The Court of Chivalry 1634-1640: the project

The work of researching and editing the records of the Court of Chivalry, 1634-1640 has been carried out at the University of Birmingham by Professor Richard Cust and Dr Andrew Hopper over the period 2003-6.

It would not have been possible without funding from the Arts and Humanities Research Council. As project leader and research fellow we would like to thank the AHRC for all their support.

As the project has developed it has increasingly become a collaboration with the College of Arms in London who are the custodians of the bulk of the surviving records of the High Court of Chivalry. We wish to thank to thank the Chapter of the College of Arms for permission to edit and calendar the manuscripts in their possession. From the inception of the project in 2002, Mr Robert Yorke, Archivist at the College of Arms has been enormously helpful and supportive. He has always made us welcome at the college and has shared with us his expertise on the records in his care. We are immensely grateful. Mr Timothy Duke, Chester Herald, has also taken a keen interest in the project from the outset and, as secretary and treasurer to the Harleian Society has overseen the production of our companion volume to this website : R.P.Cust and A.J.Hopper (eds),Cases in the High Court of Chivalry, 1634-1640  (Harleian Society, new series vol. 18, 2006). Again we would like to thank him. Dr Clive Cheesman, Rouge Dragon Pursuivant, and Mr Joe Edwards recognized at an early stage the possibilities of developing this project as part of a larger web site covering the history of the Court of Chivalry ( Again we are very grateful for their support and expertise.

The other main archive where Court of Chivalry records are housed is amongst the Earl Marshal’s papers at Arundel Castle, Sussex. We would like to thank Dr John Martin Robinson, Maltravers Herald Extraordinary and Librarian to the Duke of Norfolk , and the Arundel Castle trustees for permission to edit and calendar the manuscripts in their possession. Whilst researching at Arundel we were able to draw on the expertise of Mrs Heather Warne, Archivist, and Mrs Sarah Rodger, Assistant Librarian. We are very grateful for all their help and hospitality.

In the final stages of the project we have worked with Dr Peter Robinson and Mr Andrew West at the Institute for Textual Scholarship and Electronic Editing at the University of Birmingham. Without their expertise and enthusiasm, developing this web site would not have been possible and we are immensely grateful to them.
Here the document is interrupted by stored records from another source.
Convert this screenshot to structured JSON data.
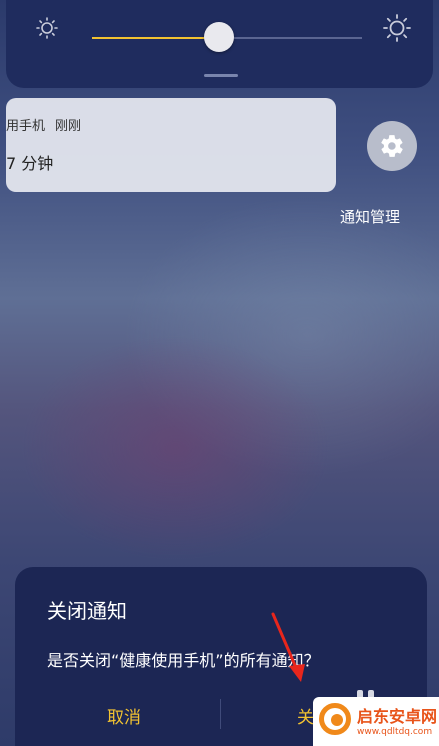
{
  "quick_settings": {
    "tiles": [
      {
        "state": "on",
        "color": "#f2c231"
      },
      {
        "state": "off"
      },
      {
        "state": "off"
      },
      {
        "state": "on",
        "color": "#f2c231"
      },
      {
        "state": "off"
      }
    ],
    "brightness": {
      "level_percent": 47,
      "low_icon": "sun-dim-icon",
      "high_icon": "sun-bright-icon",
      "accent": "#f2c231"
    }
  },
  "notification": {
    "app_name": "用手机",
    "time": "刚刚",
    "body": "7 分钟"
  },
  "notification_manage": {
    "icon": "gear-icon",
    "label": "通知管理"
  },
  "dialog": {
    "title": "关闭通知",
    "message": "是否关闭“健康使用手机”的所有通知？",
    "cancel_label": "取消",
    "confirm_label": "关闭",
    "button_color": "#f2c231"
  },
  "watermark": {
    "logo_icon": "qidian-logo-icon",
    "name": "启东安卓网",
    "url": "www.qdltdq.com"
  }
}
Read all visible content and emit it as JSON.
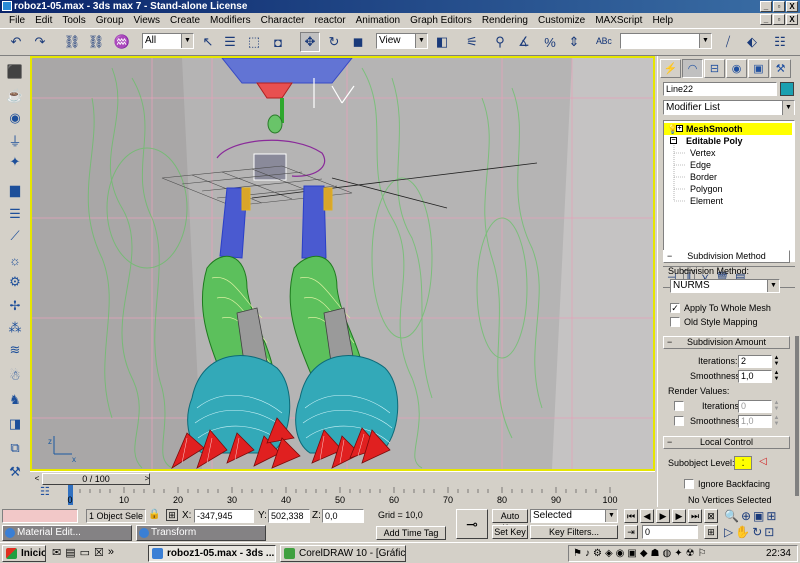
{
  "window": {
    "title": "roboz1-05.max - 3ds max 7 - Stand-alone License",
    "controls": [
      "_",
      "▫",
      "X"
    ]
  },
  "menu": [
    "File",
    "Edit",
    "Tools",
    "Group",
    "Views",
    "Create",
    "Modifiers",
    "Character",
    "reactor",
    "Animation",
    "Graph Editors",
    "Rendering",
    "Customize",
    "MAXScript",
    "Help"
  ],
  "toolbar": {
    "selection_filter": "All",
    "reference_coord": "View",
    "named_selection": ""
  },
  "viewport": {
    "axis_labels": [
      "z",
      "x"
    ]
  },
  "timeslider": {
    "label": "0 / 100",
    "prev": "<",
    "next": ">"
  },
  "trackbar": {
    "ticks": [
      "0",
      "10",
      "20",
      "30",
      "40",
      "50",
      "60",
      "70",
      "80",
      "90",
      "100"
    ]
  },
  "status": {
    "objects_selected": "1 Object Sele",
    "x_label": "X:",
    "x_value": "-347,945",
    "y_label": "Y:",
    "y_value": "502,338",
    "z_label": "Z:",
    "z_value": "0,0",
    "grid": "Grid = 10,0",
    "add_time_tag": "Add Time Tag",
    "auto_key": "Auto Key",
    "set_key": "Set Key",
    "key_mode": "Selected",
    "key_filters": "Key Filters...",
    "frame": "0"
  },
  "command_panel": {
    "object_name": "Line22",
    "object_color": "#1aa0b0",
    "modifier_list": "Modifier List",
    "stack": [
      {
        "label": "MeshSmooth",
        "selected": true
      },
      {
        "label": "Editable Poly",
        "selected": false
      },
      {
        "label": "Vertex",
        "selected": false
      },
      {
        "label": "Edge",
        "selected": false
      },
      {
        "label": "Border",
        "selected": false
      },
      {
        "label": "Polygon",
        "selected": false
      },
      {
        "label": "Element",
        "selected": false
      }
    ],
    "subdivision_method": {
      "header": "Subdivision Method",
      "label": "Subdivision Method:",
      "method": "NURMS",
      "apply_whole_mesh": "Apply To Whole Mesh",
      "apply_whole_mesh_checked": true,
      "old_style_mapping": "Old Style Mapping",
      "old_style_mapping_checked": false
    },
    "subdivision_amount": {
      "header": "Subdivision Amount",
      "iterations_label": "Iterations:",
      "iterations": "2",
      "smoothness_label": "Smoothness:",
      "smoothness": "1,0",
      "render_values": "Render Values:",
      "render_iterations_label": "Iterations:",
      "render_iterations": "0",
      "render_smoothness_label": "Smoothness:",
      "render_smoothness": "1,0"
    },
    "local_control": {
      "header": "Local Control",
      "subobject_label": "Subobject Level:",
      "ignore_backfacing": "Ignore Backfacing",
      "no_vertices": "No Vertices Selected"
    }
  },
  "mini_windows": [
    {
      "label": "Material Edit..."
    },
    {
      "label": "Transform"
    }
  ],
  "taskbar": {
    "start": "Inicio",
    "tasks": [
      {
        "label": "roboz1-05.max - 3ds ...",
        "active": true
      },
      {
        "label": "CorelDRAW 10 - [Gráfico1]",
        "active": false
      }
    ],
    "clock": "22:34",
    "chevron": "»"
  },
  "colors": {
    "viewport_border": "#e6e600",
    "selected_stack": "#ffff00",
    "wire_green": "#2ea82e",
    "wire_cyan": "#1e9aa8",
    "wire_red": "#e02020"
  }
}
We are also grateful to Deborah Jewison and Steve Rea for their design work on the front pages of the web site.

We would also like to thank the historians who have provided us with material and taken an interest in this project. Dr Clive Holmes has shared with us his expertise on all  matters relating to the gentry and the legal system; Dr Paul Hunneyball provided us with material from the Edgecumbe papers; Dr Stephen Roberts has helped us out with Welsh place names; and Dr Alex Shepard has given us valuable feedback.

Finally, it should be emphasized that this research project and web site would not have been possible without the pioneering work of  the late Mr G.D. Squibb, Q.C., Norfolk Herald Extraordinary, a barrister who turned himself into a historian. His High Court of Chivalry (Oxford, 1956) remains an indispensable guide to the court’s history and procedures, and in addition he published a series of Reports of Heraldic Cases in the Court of Chivalry 1623-1732 (Harleian Society, vol.107, 1955). We are greatly indebted to him.

About the website

The aim of the site is to make available to scholars, researchers, local historians and genealogists the records of the Court of Chivalry during its heyday between 1634 and 1640. Over this period the court dealt with well over a thousand cases of which it has been possible to recover details of 738. These cover a wide variety of topics relating to the social, political and cultural history of the period, from ship money and the Bishops' Wars to pew disputes and duelling, from heralds visitations and grants of arms to brawls in the street and quarrels at race meetings. The majority of cases relate to defamation and slanderous words against gentlemen or noblemen, and they provide a rich source for the contemporary vocabulary of insult. But they also offer insights into gender relations, processes of litigation and dispute settlement, and contemporary understandings of what it meant to be a gentleman, as well as a wealth of biographical detail on plaintiffs, defendants and witnesses.